YOUR GOAL – Repeat the data below with no changes.

(Collected data)
Content starts
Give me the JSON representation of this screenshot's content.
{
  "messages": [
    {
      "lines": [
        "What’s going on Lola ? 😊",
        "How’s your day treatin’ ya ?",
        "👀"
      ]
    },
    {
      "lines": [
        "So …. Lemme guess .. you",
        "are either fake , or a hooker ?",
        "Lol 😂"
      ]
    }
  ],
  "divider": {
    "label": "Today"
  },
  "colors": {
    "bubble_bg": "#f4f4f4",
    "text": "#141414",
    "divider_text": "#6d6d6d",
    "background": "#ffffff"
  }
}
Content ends
ANSWER SECTION –
Give me the JSON representation of this screenshot's content.
{
  "messages": [
    {
      "lines": [
        "What’s going on Lola ? 😊",
        "How’s your day treatin’ ya ?",
        "👀"
      ]
    },
    {
      "lines": [
        "So …. Lemme guess .. you",
        "are either fake , or a hooker ?",
        "Lol 😂"
      ]
    }
  ],
  "divider": {
    "label": "Today"
  },
  "colors": {
    "bubble_bg": "#f4f4f4",
    "text": "#141414",
    "divider_text": "#6d6d6d",
    "background": "#ffffff"
  }
}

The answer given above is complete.